*Extracted material*
- - -

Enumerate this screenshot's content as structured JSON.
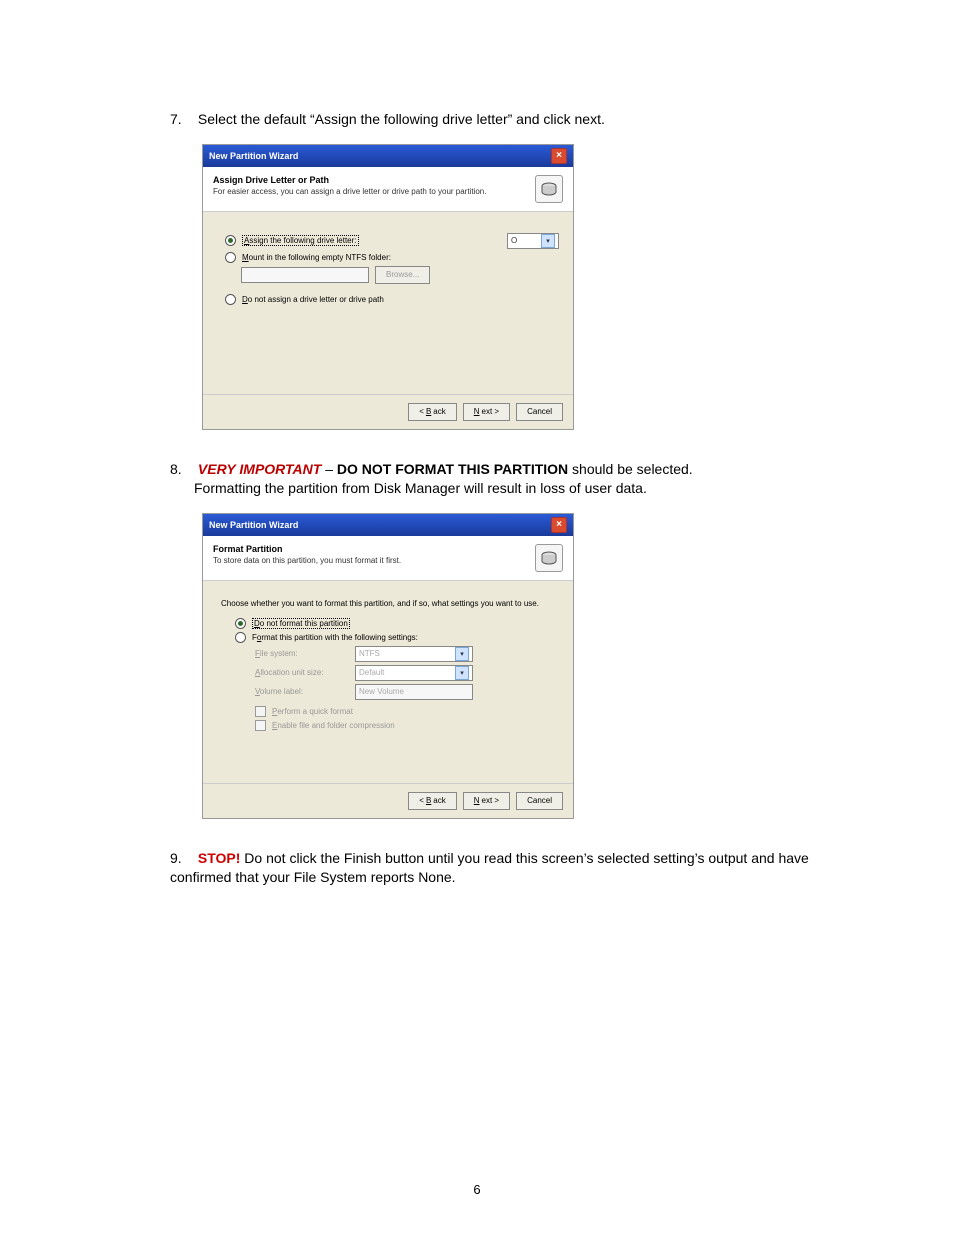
{
  "page_number": "6",
  "steps": {
    "s7": {
      "num": "7.",
      "text": "Select the default “Assign the following drive letter” and click next."
    },
    "s8": {
      "num": "8.",
      "pre": "VERY IMPORTANT",
      "dash": " – ",
      "bold": "DO NOT FORMAT THIS PARTITION",
      "post1": " should be selected.",
      "line2": "Formatting the partition from Disk Manager will result in loss of user data."
    },
    "s9": {
      "num": "9.",
      "pre": "STOP!",
      "post": " Do not click the Finish button until you read this screen’s selected setting’s output and have confirmed that your File System reports None."
    }
  },
  "wiz1": {
    "title": "New Partition Wizard",
    "close": "×",
    "h1": "Assign Drive Letter or Path",
    "h2": "For easier access, you can assign a drive letter or drive path to your partition.",
    "opt_assign": "Assign the following drive letter:",
    "drive_letter": "O",
    "opt_mount": "Mount in the following empty NTFS folder:",
    "browse": "Browse...",
    "opt_none": "Do not assign a drive letter or drive path",
    "back": "< Back",
    "next": "Next >",
    "cancel": "Cancel"
  },
  "wiz2": {
    "title": "New Partition Wizard",
    "close": "×",
    "h1": "Format Partition",
    "h2": "To store data on this partition, you must format it first.",
    "desc": "Choose whether you want to format this partition, and if so, what settings you want to use.",
    "opt_noformat": "Do not format this partition",
    "opt_format": "Format this partition with the following settings:",
    "fs_label": "File system:",
    "fs_val": "NTFS",
    "alloc_label": "Allocation unit size:",
    "alloc_val": "Default",
    "vol_label": "Volume label:",
    "vol_val": "New Volume",
    "quick": "Perform a quick format",
    "compress": "Enable file and folder compression",
    "back": "< Back",
    "next": "Next >",
    "cancel": "Cancel"
  }
}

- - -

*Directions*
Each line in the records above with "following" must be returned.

*Worked solution*
      "text": "Select the default “Assign the following drive letter” and click next."
    "opt_assign": "Assign the following drive letter:",
    "opt_mount": "Mount in the following empty NTFS folder:",
    "opt_format": "Format this partition with the following settings:",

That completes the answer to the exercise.